Law firms in today's financial crisis may be looking at nontraditional arrangements such as portfolio funding or factoring to provide liquidity and cash support, but firms must first consider lawsuits brought against Pierce Bainbridge and other recent developments, says Katherine Toomey at Lewis Baach.
Those seeking resolution in commercial disputes that are stuck in an unavoidable but lengthy court backlog due to the pandemic must consider the advantages of arbitration and mediation over court proceedings, says former U.S. District Judge Shira Scheindlin now at Stroock.
The Minnesota Supreme Court's Maslowski v. Prospect Funding Partners decision this week reaffirms that the doctrine of champerty is archaic, impedes important litigation finance activity, and should be abolished in the handful of states where it remains alive, says Andrew Cohen at Burford Capital.
A significant challenge in practicing law remotely is the use and handling of documents without paper, because common digital tools such as email or even secure file transfer applications are problematic, say attorneys at Baker McKenzie.
The legal industry is uniquely positioned, and indeed obligated, to respond to the racial disparities made clear by the recent killings of George Floyd and Breonna Taylor, but lawyers must be willing to be uncomfortable, says Tiffani Lee at Holland & Knight.
The current decrease in formality and increase in common ground due to the work-from-home environment can make it easier to have a networking conversation, says Megan Burke Roudebush at Keepwith.
One mistake that attorneys commonly make when presenting a case to a third-party funder is focusing almost exclusively on liability and giving short shrift to the damages analysis — resulting in an aspirational damages estimate that falls apart under scrutiny, say Cindy Ahn and Justin Maleson at Longford Capital and Casey Grabenstein at Saul Ewing.

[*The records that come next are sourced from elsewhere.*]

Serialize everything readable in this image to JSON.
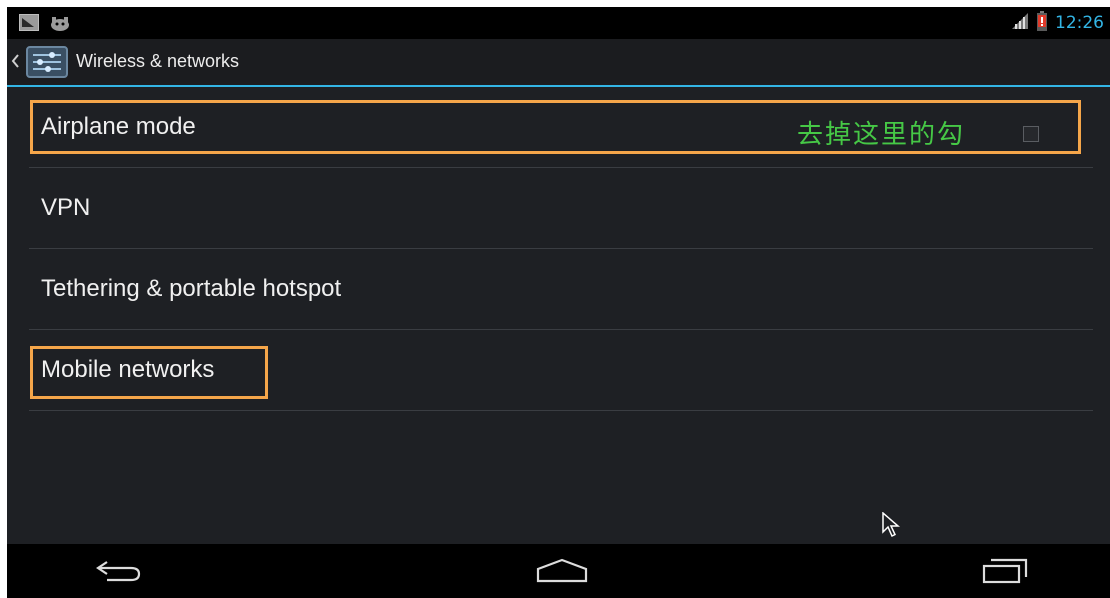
{
  "status_bar": {
    "left_icons": [
      "screenshot-icon",
      "android-debug-icon"
    ],
    "right_icons": [
      "signal-icon",
      "battery-low-icon"
    ],
    "time": "12:26"
  },
  "action_bar": {
    "icons": [
      "up-caret-icon",
      "settings-app-icon"
    ],
    "title": "Wireless & networks"
  },
  "list": {
    "items": [
      {
        "label": "Airplane mode",
        "checked": false
      },
      {
        "label": "VPN"
      },
      {
        "label": "Tethering & portable hotspot"
      },
      {
        "label": "Mobile networks"
      }
    ]
  },
  "annotation": {
    "text": "去掉这里的勾",
    "color": "#46c846",
    "highlight_color": "#f5a64a"
  },
  "nav_bar": {
    "icons": [
      "back-icon",
      "home-icon",
      "recent-apps-icon"
    ]
  },
  "colors": {
    "accent": "#33b5e5",
    "background": "#1e2024"
  }
}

Attorneys at WilmerHale highlight recent developments in privilege law, the significant challenges raised by nontraditional working arrangements popularized during the pandemic, and ways to avoid waiving attorney-client privilege when using electronic communications.

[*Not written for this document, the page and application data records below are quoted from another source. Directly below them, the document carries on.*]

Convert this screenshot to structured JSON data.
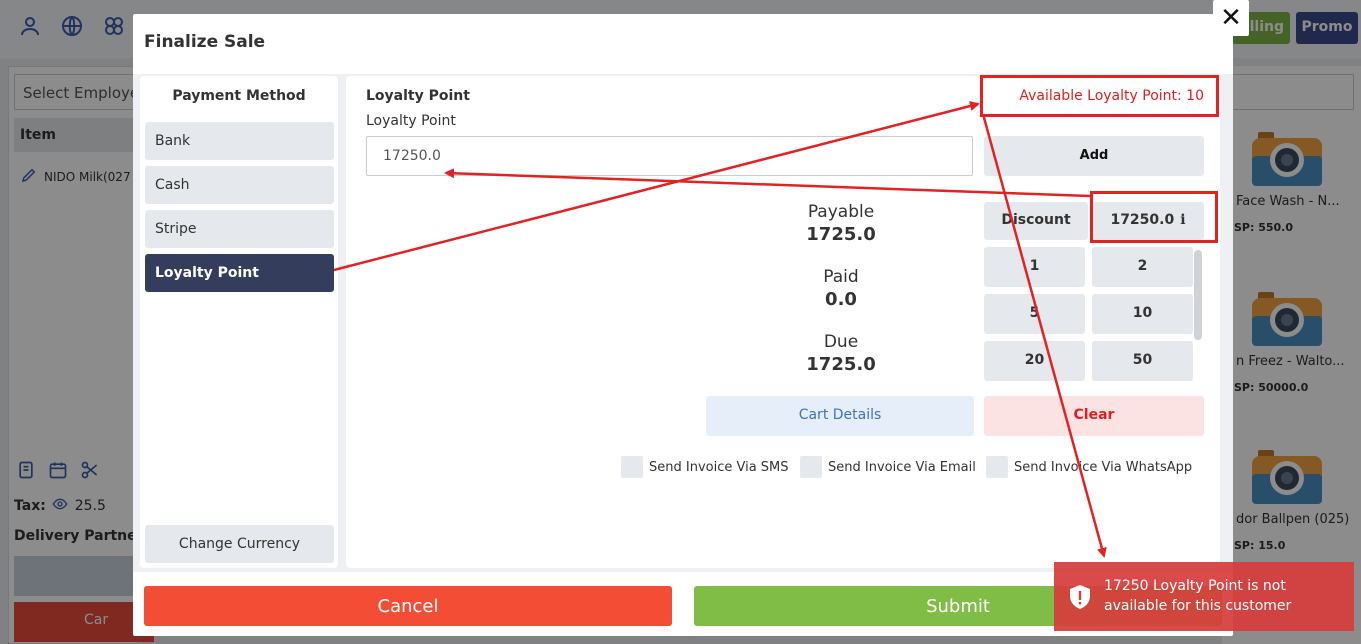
{
  "background": {
    "select_placeholder": "Select Employee",
    "item_column": "Item",
    "item_row": "NIDO Milk(027",
    "tax_label": "Tax:",
    "tax_value": "25.5",
    "delivery_label": "Delivery Partner:",
    "cancel_partial": "Car",
    "billing_label": "lling",
    "promo_label": "Promo",
    "products": [
      {
        "name": "Face Wash - N...",
        "price": "SP: 550.0"
      },
      {
        "name": "n Freez - Walto...",
        "price": "SP: 50000.0"
      },
      {
        "name": "dor Ballpen (025)",
        "price": "SP: 15.0"
      }
    ]
  },
  "modal": {
    "title": "Finalize Sale",
    "close_glyph": "✕"
  },
  "payment_methods": {
    "title": "Payment Method",
    "items": [
      {
        "label": "Bank",
        "active": false
      },
      {
        "label": "Cash",
        "active": false
      },
      {
        "label": "Stripe",
        "active": false
      },
      {
        "label": "Loyalty Point",
        "active": true
      }
    ],
    "change_currency": "Change Currency"
  },
  "loyalty": {
    "heading": "Loyalty Point",
    "field_label": "Loyalty Point",
    "input_value": "17250.0",
    "available_text": "Available Loyalty Point: 10",
    "add_label": "Add"
  },
  "summary": {
    "payable_label": "Payable",
    "payable_value": "1725.0",
    "paid_label": "Paid",
    "paid_value": "0.0",
    "due_label": "Due",
    "due_value": "1725.0"
  },
  "discount": {
    "label": "Discount",
    "value": "17250.0",
    "info_glyph": "i"
  },
  "keypad": [
    "1",
    "2",
    "5",
    "10",
    "20",
    "50"
  ],
  "actions": {
    "cart_details": "Cart Details",
    "clear": "Clear",
    "cancel": "Cancel",
    "submit": "Submit"
  },
  "send_options": [
    {
      "label": "Send Invoice Via SMS"
    },
    {
      "label": "Send Invoice Via Email"
    },
    {
      "label": "Send Invoice Via WhatsApp"
    }
  ],
  "toast": {
    "message": "17250 Loyalty Point is not available for this customer"
  },
  "colors": {
    "annotation": "#e52222",
    "active_method": "#353d5c",
    "cancel": "#f44d36",
    "submit": "#80bd47",
    "toast": "#d63c3c"
  }
}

While pulling off an effective summer associate program this year will be no easy feat, law firms' investments in their future attorneys should be considered necessary even during this difficult time, says Summer Eberhard at Major Lindsey.

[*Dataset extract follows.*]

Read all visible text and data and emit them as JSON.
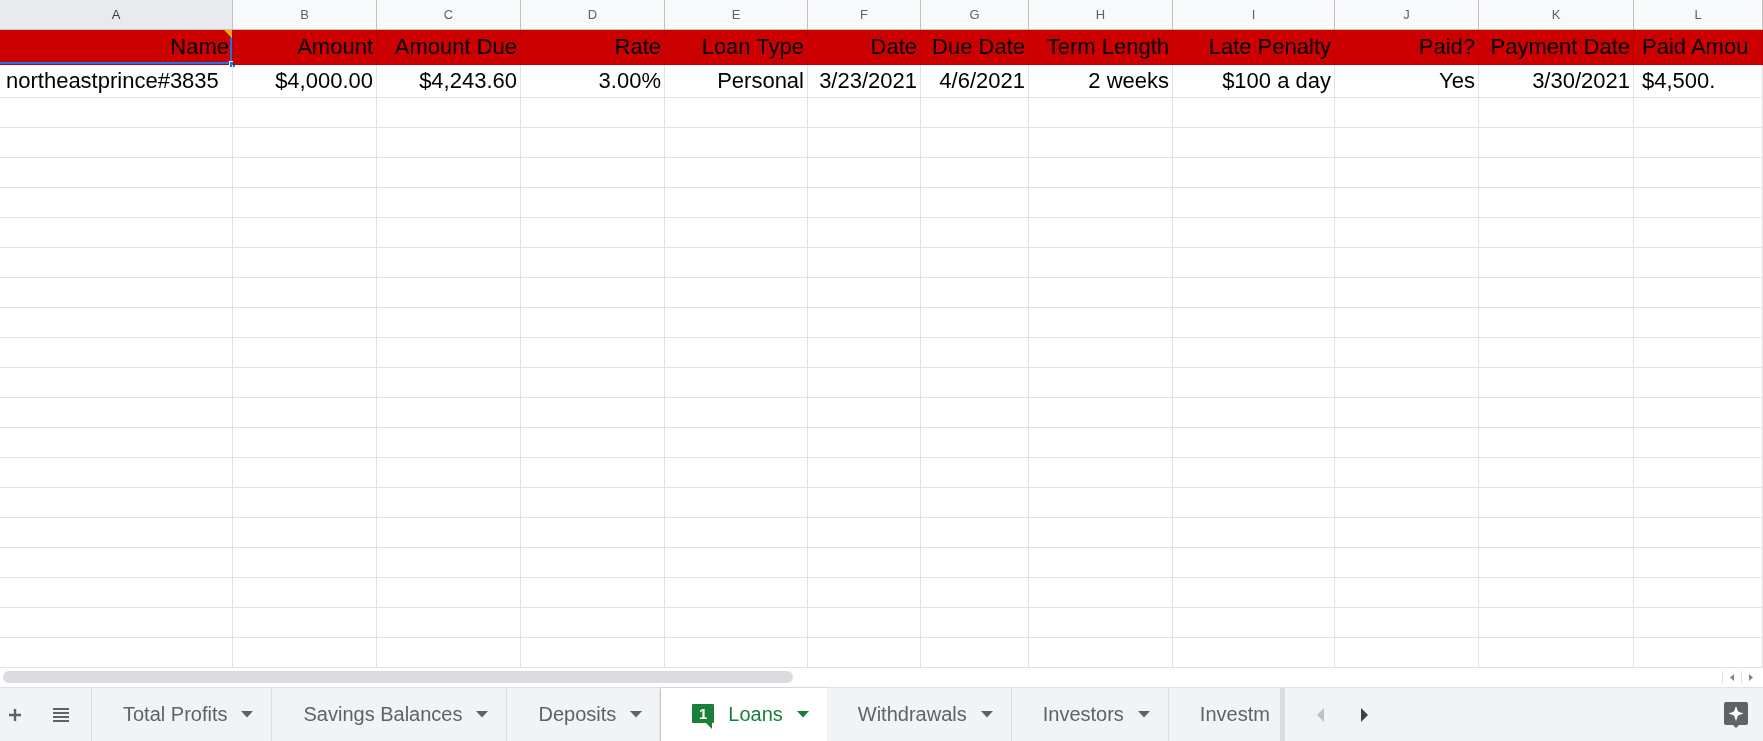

History suggests that legal malpractice claims will rise following the current economic downturn, and while a certain percentage of the claims will be unavoidable, there are prophylactic steps that law firms can take, says John Johnson at Cozen O'Connor.
Concerns that videoconferenced arbitration hearings compromise an arbitrator's ability to reliably resolve credibility contests are based on mistaken perceptions of how many cases actually turn on credibility, what credibility means in the legal world, and how arbitrators make credibility determinations, says Wayne Brazil at JAMS.
Ensuring uninterrupted client service and compliance with ethical obligations in a time when attorneys are more likely to fall ill means taking six basic — yet often ignored — steps to build some redundancy and internal communication into legal practice, say attorneys at Axinn.
Many remote meeting technologies include recording features as default settings, raising three primary concerns from a legal discovery and data retention perspective, and possibly bringing unintended consequences for companies in future litigation, says Courtney Murphy at Clark Hill.
As an appellate attorney who has authored numerous amicus briefs, I am deeply concerned about some fast-moving developments in the case of former Trump national security adviser Michael Flynn, where a D.C. federal judge is transforming amici curiae into 11th-hour prosecutorial intermeddlers, says Lawrence Ebner at Capital Appellate.
When the dark cloud of COVID-19 has passed and resolution centers are once again peopled with warring parties and aspiring peacemakers, remote mediations will likely still be common, but they are not going to be a panacea for all that ails the dispute resolution industry, says Mitch Orpett at Tribler Orpett.